Avril Lavigne is not back, and probably never will be
Avril Lavigne, more than any other pop star (except Lady Gaga), has had an absurd amount of personas throughout her career. The Canadian phenom was launched into fame nearly 17 (holy shit, we’re getting old) years ago with 2002’s Let Go. And for good reason — it’s an absolutely iconic alt-rock album. Good luck finding anyone who doesn't know every single word of “Sk8er Boi.” She maintained the status quo with 2004’s Under My Skin before doing a complete 180 in 2007 with The Best Damn Thing — possibly post-death and post-replacement by double. This album is notable for featuring one of the greatest songs of all time, “Girlfriend.” Lavigne shed her angsty vulnerability for a hard-ass attitude, and it is safe to say that her risk to fuse glam-rock and pop paid off. Unfortunately, save for a few singles, her 2011 and 2013 efforts were hardly memorable, and the end seemed nigh for Miss Lavigne.
This actually happens to be quite literal, as her latest album Head Above Water is about her near-death experience battling Lyme disease. Her struggle over the past six years has pushed her back to her roots, leaving behind alt-pop hooks for ballad-y piano melodies. The album is an odd combination of bad-girl Avril and old-school Avril, pasted together in a messy fashion. Her vocal melodies carry a nostalgic punch, reminiscent of the girl who denied the skater boy. But here’s the kicker: This is a Christian album.
On the album opener, biblical imagery is abundant. “Can’t part the sea, can’t reach the shore,” she calls out; “God, keep my head above water / Don’t let me drown, it gets harder / I’ll meet you there at the altar,” the chorus begs. In truth, it’s pretty catchy, but at the same time, a very unexpected turn of events for the girl once yelling “Hell yeah, I’m the motherfuckin’ princess!” It’s almost safe to say it’s the album’s peak because every song following it elicits a “what the actual hell” within 10 seconds.
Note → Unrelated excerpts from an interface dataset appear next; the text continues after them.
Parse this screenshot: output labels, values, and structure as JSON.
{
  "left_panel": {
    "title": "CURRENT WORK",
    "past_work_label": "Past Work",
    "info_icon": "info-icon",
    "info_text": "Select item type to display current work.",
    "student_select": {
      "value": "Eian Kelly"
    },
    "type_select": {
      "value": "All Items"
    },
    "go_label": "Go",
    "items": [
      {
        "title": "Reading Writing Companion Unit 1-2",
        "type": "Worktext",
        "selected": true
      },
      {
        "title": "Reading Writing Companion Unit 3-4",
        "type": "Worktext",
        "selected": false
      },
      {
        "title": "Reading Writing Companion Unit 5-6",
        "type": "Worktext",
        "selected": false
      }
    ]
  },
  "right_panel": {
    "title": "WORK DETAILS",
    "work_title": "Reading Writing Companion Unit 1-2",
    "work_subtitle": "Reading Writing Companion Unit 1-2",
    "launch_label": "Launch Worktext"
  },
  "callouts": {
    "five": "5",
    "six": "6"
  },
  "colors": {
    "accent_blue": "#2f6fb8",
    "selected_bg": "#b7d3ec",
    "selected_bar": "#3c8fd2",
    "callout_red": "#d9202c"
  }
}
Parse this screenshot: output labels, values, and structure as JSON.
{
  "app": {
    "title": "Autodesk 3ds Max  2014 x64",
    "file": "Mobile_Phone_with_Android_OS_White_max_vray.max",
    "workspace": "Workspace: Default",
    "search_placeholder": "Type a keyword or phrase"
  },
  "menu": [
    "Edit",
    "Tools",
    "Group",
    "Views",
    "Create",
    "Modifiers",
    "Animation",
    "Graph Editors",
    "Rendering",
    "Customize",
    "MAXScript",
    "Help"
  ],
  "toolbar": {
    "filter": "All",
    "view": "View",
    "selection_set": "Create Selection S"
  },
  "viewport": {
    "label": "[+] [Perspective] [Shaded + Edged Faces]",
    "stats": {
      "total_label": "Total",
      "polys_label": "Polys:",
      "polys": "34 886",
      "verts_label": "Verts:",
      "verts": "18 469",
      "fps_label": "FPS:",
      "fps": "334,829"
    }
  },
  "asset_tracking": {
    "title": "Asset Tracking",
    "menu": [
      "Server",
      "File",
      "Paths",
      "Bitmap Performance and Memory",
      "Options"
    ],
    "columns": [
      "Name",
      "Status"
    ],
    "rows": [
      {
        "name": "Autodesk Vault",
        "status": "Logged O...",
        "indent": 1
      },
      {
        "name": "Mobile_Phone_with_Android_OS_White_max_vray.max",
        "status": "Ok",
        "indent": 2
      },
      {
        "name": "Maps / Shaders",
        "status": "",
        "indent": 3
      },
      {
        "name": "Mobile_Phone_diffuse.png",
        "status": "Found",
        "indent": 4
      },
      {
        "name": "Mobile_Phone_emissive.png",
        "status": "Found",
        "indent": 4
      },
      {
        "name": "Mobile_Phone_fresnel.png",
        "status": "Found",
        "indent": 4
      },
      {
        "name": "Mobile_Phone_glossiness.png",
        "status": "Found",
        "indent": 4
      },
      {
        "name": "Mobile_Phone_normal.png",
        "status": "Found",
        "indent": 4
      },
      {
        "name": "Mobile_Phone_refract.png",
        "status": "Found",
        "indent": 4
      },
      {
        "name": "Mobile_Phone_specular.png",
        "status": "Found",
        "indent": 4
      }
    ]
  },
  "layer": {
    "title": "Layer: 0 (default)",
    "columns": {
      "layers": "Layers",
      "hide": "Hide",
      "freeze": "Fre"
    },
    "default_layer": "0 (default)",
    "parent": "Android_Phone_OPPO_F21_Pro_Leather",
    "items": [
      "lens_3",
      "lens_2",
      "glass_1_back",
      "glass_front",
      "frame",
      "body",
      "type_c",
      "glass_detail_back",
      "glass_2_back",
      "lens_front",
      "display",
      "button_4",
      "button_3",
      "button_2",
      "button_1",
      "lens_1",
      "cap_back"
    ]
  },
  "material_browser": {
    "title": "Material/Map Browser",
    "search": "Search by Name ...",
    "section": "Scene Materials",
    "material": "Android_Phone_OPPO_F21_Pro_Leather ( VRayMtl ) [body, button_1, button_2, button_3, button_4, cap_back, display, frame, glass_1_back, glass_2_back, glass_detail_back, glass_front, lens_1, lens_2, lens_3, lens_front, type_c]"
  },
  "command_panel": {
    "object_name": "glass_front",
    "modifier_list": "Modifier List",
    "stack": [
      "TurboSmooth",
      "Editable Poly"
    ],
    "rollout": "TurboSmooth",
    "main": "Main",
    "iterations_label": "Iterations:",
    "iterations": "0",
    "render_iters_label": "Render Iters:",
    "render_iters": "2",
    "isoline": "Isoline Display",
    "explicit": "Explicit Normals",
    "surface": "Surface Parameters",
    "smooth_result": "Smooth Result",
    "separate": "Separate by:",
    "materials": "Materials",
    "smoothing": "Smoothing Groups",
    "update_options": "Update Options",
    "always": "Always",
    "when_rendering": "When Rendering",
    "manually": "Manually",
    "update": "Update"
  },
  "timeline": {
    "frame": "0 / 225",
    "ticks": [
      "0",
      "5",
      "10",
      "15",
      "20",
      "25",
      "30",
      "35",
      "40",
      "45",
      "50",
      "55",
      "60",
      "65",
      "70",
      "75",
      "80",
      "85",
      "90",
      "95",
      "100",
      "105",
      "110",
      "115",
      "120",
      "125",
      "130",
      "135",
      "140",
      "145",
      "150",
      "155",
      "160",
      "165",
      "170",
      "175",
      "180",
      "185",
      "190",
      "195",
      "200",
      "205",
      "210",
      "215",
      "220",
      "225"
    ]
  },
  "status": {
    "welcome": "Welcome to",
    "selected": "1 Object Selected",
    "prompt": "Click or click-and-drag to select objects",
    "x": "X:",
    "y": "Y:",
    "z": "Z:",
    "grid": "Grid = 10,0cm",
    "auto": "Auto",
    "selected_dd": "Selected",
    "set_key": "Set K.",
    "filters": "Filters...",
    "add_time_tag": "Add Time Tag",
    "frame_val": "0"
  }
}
Head Above Water is like a box of chocolates but every piece contains a different type of nut. Ultimately, you’re gonna be disappointed after a bite or two. There are blues tracks, there are pop songs, there are ballads and there is even a track with a Nicki Minaj verse. There’s just way too much going on here, and none of it particularly stands out.
In her defense, there was no way she was getting away with yet another reinvention in 2019. Pop is too in right now — it’s that genre, and it’s fucking cutthroat. Pop stars come and go on a whim, and only the truly strong keep their head above water in today’s environment. Lavigne’s roots are too deep, her legacy too set in stone. If you’re not innovating today, pop will chew you up and spit you out on your head. Her insistence to maintain a semblance of the pop she was putting out over a decade ago is near fatal. What I’m getting at here is that Lavigne, while holding on to nostalgia at times, is outdated. Do yourself a favor and listen to “Mine” by Slayyyter instead.